Many prayers were sent this month. The pipe was overflowing with sacred tobacco, and the brisk, warm breeze that kicked up the moment I sat down in the garden grabbed the sparks from the match and sent the blue smoke up and curling in a thick billow from the bowl of the pipe. As I smoked, I continued praying, watching the breeze change its westerly breath and begin swirling all around me, even ground and skyward. Clearly, all of the spirits of the seven sacred directions showed me their presence and their agreement, catching the smoke and hurling it skyward to Grandfather and Mystery. I smoked for a very long time. The tobacco and the pipe did not want to stop. When they finally completed their last breath, my final prayer was for the healing of my own cranky and vengeful heart.
“Daughter,” the spirits whispered on the warm afternoon wind, “Let go. Let go again and again and again. Let go to live. Let go and let change move and do its work. The magic of your forest lives whether you are there or not. The frogs will find new sanctuary. They are not yours to tend, nor to fret about. They have their own soul’s journey. Let go. And let go again. The bile in your stomach hurts no one but you. Bless the new owners of your old house, and reflect on the feelings that blossom in the spirit of blessing.”
What could I do but cry? So I bent over the pipe in tears, asking, begging the spirits to please show themselves to me so that I could find strength and forgiveness in my heart for a world gone mad with human folly and hard-heartedness. Just a tiny sign, I asked. I don’t need lightening bolts. Just a tiny sign.
With that, I carefully wrapped up the pipe and placed it back in the wolf bag that carries it. I went back into the house, my eyes glazed from tears and smoke, and then hurried back into the Fairly Garden to clip some herbs and chard for supper.
I have no adequate words for what happened next. It was too sweet, too tender, and too humbling: Spirit, quickly responding to my urgent request. Spirit sending me my tiny sign: Between my outstretched fingers, my hand reaching for a chard leaf, an emerald green peeper frog leaps and lands on a squash leaf next to my thumb. He turns and faces me, and I am so close I can see the brown, hair-thin eye-liner slanting back from his tiny golden eyes. “Frog Queen,” he calls me.
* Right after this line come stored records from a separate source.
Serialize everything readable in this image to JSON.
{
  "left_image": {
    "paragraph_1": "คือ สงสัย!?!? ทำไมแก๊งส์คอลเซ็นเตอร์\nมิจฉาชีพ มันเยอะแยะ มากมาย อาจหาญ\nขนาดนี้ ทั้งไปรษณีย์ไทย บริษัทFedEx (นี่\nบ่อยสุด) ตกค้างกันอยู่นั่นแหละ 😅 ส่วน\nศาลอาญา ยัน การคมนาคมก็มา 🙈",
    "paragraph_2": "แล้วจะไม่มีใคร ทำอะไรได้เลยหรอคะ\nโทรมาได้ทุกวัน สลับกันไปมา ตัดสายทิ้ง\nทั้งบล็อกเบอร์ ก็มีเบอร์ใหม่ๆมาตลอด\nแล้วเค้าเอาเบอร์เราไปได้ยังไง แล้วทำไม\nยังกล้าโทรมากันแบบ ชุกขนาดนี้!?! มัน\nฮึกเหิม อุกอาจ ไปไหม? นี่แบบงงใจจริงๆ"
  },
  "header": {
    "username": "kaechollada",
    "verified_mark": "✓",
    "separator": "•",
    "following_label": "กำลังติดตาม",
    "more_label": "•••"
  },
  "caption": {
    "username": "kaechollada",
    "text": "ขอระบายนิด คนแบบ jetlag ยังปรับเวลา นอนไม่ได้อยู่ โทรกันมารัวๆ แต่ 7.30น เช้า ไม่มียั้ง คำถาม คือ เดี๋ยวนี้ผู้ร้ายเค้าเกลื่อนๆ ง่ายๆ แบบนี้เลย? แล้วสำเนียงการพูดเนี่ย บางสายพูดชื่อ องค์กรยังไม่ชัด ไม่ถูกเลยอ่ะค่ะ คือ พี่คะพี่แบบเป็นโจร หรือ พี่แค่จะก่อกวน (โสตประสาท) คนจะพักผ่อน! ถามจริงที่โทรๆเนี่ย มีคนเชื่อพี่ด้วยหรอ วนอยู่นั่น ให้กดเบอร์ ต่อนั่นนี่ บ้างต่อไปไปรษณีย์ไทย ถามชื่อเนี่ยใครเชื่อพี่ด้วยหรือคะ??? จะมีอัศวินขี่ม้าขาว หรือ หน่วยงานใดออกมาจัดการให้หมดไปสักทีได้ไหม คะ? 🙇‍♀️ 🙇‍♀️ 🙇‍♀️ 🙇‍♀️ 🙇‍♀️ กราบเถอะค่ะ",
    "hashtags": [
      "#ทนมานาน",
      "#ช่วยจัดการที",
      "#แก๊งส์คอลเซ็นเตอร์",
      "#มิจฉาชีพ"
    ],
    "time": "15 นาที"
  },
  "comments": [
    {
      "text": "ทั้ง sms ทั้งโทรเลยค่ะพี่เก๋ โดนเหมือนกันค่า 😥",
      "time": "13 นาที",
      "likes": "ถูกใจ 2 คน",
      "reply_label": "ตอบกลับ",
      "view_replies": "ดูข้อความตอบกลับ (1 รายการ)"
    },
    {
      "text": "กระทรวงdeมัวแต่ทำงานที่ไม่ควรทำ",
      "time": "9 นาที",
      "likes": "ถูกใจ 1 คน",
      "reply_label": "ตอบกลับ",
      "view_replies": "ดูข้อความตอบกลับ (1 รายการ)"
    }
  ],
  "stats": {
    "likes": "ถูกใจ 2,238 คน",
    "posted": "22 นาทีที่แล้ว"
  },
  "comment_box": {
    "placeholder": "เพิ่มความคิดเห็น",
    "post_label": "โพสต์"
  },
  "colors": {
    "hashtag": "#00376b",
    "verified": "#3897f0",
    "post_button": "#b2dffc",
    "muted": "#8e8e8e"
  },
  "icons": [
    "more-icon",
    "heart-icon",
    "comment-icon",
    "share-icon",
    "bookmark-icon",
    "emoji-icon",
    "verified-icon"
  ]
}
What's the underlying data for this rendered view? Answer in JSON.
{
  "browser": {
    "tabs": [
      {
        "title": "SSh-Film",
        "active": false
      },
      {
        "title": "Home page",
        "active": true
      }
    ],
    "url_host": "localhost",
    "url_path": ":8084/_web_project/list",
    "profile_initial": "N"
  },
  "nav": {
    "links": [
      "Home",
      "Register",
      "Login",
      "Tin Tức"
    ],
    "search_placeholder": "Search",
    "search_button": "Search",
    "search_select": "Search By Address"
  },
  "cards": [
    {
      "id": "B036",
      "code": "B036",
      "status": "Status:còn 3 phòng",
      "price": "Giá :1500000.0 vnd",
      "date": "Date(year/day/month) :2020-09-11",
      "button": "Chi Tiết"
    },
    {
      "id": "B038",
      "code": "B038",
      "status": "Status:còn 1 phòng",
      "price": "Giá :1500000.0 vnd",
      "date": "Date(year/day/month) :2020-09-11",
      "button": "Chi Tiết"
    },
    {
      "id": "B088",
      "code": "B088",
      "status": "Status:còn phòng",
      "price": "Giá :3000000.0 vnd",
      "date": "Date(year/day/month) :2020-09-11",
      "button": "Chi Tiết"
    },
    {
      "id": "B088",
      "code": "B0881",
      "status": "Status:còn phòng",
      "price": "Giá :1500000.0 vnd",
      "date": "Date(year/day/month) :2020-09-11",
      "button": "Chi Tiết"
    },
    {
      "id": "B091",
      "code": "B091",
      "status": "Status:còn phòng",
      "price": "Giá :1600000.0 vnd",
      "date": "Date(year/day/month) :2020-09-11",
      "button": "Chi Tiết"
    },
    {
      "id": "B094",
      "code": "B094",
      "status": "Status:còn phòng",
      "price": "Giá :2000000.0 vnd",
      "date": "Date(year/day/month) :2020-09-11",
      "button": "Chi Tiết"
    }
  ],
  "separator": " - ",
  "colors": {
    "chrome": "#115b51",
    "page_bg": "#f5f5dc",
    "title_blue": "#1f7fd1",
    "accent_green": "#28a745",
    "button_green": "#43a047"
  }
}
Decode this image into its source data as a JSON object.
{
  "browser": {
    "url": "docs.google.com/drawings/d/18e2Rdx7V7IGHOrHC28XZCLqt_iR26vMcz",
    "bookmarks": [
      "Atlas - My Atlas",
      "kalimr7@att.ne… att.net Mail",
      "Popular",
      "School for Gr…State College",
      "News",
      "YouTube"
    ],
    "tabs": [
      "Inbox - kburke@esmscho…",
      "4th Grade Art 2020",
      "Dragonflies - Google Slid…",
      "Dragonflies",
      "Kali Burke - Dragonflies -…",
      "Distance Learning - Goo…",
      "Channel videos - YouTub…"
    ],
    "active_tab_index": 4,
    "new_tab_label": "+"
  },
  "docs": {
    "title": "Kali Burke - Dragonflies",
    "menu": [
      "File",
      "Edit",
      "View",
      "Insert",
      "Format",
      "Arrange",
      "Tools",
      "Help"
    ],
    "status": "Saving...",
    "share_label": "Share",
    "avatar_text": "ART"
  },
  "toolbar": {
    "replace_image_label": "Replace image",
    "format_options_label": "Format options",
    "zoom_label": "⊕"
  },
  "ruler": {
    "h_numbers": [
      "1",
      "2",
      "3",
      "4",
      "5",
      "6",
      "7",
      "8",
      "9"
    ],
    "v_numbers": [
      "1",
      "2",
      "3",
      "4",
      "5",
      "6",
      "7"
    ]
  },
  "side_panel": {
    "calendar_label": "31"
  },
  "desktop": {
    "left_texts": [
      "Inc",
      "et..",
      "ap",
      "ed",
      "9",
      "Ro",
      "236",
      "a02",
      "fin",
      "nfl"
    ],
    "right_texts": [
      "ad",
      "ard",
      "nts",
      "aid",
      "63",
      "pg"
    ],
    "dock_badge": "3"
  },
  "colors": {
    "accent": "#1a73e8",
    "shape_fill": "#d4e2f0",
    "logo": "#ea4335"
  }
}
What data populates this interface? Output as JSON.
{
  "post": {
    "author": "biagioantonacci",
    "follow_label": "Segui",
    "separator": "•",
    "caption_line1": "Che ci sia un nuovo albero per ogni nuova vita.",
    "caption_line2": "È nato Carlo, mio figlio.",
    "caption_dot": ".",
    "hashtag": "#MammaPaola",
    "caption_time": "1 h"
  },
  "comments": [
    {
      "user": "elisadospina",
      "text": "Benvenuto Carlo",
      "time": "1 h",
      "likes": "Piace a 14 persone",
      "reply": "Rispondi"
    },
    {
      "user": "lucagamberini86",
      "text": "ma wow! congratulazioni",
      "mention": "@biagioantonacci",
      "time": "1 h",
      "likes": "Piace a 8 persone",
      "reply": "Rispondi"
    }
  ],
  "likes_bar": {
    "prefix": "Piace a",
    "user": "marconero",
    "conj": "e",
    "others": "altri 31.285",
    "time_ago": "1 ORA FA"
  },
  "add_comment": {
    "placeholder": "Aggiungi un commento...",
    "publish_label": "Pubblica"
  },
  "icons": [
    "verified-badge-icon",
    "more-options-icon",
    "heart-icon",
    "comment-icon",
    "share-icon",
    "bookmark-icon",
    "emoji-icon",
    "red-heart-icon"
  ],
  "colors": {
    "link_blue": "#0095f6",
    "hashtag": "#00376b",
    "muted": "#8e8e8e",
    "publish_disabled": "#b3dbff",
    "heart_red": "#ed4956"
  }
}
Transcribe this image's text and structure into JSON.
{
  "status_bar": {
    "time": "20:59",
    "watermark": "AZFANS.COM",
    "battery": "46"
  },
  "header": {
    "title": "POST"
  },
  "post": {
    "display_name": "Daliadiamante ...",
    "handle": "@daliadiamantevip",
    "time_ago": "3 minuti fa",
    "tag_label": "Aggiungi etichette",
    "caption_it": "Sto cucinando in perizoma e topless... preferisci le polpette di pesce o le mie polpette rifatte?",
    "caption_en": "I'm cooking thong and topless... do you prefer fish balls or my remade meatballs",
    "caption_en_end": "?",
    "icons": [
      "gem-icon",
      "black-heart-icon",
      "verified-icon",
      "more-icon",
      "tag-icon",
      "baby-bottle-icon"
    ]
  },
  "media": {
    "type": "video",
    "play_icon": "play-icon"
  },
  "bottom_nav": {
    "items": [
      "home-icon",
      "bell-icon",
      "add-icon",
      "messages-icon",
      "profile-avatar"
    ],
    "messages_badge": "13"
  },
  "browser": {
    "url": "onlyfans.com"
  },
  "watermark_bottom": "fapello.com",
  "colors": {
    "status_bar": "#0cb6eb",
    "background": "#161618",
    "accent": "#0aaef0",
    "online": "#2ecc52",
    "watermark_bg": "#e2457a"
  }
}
“Let change move and do its work,” spirit had said, and on Saturday afternoon, I let go and let go again as another big change surged through me. On this day, our 5th wedding anniversary, Carter’s son, daughter-in-law, and grandbaby rolled into our driveway with all their belongings plus Toby, the chi-wiener dog, to start their new life in Washington. They were the reason for our move to the Northwest, and now they are here, too, lock, stock, and barrel. Until they find work and a place to live, they will be staying with us in the tiny blue house that is now full to the rafters with people, dogs, and more activity than Carter and I have witnessed in our five years of marriage.
Yesterday evening, I went to the wall of blackberry vines that encircle our property. From the house came the sounds of basketballs bouncing, my granddaughter shouting and giggling, and dogs barking. There at the berry bushes, the sounds seemed far away and the black, heavy berries swayed in silence as I picked and picked. In a house filled with commotion, I am grateful for the silence of the berries, the silence of the trees, the quiet hissing of the pasture grasses as they bend in the evening breeze.
I am grateful for the sound of the one, lone coyote who sang outside my bedroom window late last night. I am grateful for the love of family, and for the new owners of my old house who have enabled me to severe the chord I still held to the past. The enchanted forest is in their hands now, or is it that they are in the hands of the forest? Yes, I think that is how it is, and I am in the hands of the berry bushes, the spirits, and one small, emerald-green frog.